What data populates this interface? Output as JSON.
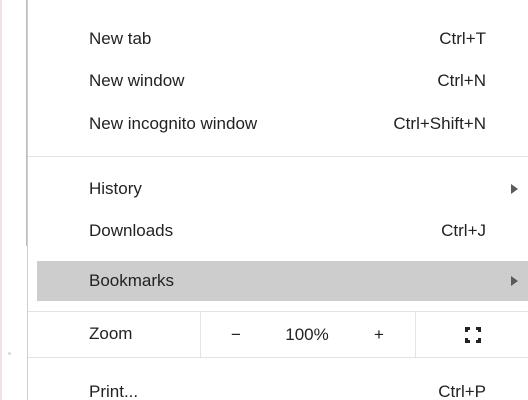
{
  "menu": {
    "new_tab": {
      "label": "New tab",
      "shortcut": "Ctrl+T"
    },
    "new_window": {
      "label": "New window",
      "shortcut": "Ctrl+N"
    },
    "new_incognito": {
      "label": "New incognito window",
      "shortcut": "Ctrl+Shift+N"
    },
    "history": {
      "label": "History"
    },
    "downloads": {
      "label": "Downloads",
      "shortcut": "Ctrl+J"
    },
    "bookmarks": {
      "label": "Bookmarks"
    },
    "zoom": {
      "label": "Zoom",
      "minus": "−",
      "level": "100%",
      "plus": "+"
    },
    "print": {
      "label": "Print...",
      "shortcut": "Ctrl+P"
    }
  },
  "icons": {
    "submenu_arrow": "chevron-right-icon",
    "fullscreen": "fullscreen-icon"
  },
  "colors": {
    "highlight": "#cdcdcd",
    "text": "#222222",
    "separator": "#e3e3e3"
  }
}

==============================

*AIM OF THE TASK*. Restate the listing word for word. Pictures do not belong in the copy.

*ANSWER BOX*.
What data populates this interface? Output as JSON.
{
  "menu": {
    "new_tab": {
      "label": "New tab",
      "shortcut": "Ctrl+T"
    },
    "new_window": {
      "label": "New window",
      "shortcut": "Ctrl+N"
    },
    "new_incognito": {
      "label": "New incognito window",
      "shortcut": "Ctrl+Shift+N"
    },
    "history": {
      "label": "History"
    },
    "downloads": {
      "label": "Downloads",
      "shortcut": "Ctrl+J"
    },
    "bookmarks": {
      "label": "Bookmarks"
    },
    "zoom": {
      "label": "Zoom",
      "minus": "−",
      "level": "100%",
      "plus": "+"
    },
    "print": {
      "label": "Print...",
      "shortcut": "Ctrl+P"
    }
  },
  "icons": {
    "submenu_arrow": "chevron-right-icon",
    "fullscreen": "fullscreen-icon"
  },
  "colors": {
    "highlight": "#cdcdcd",
    "text": "#222222",
    "separator": "#e3e3e3"
  }
}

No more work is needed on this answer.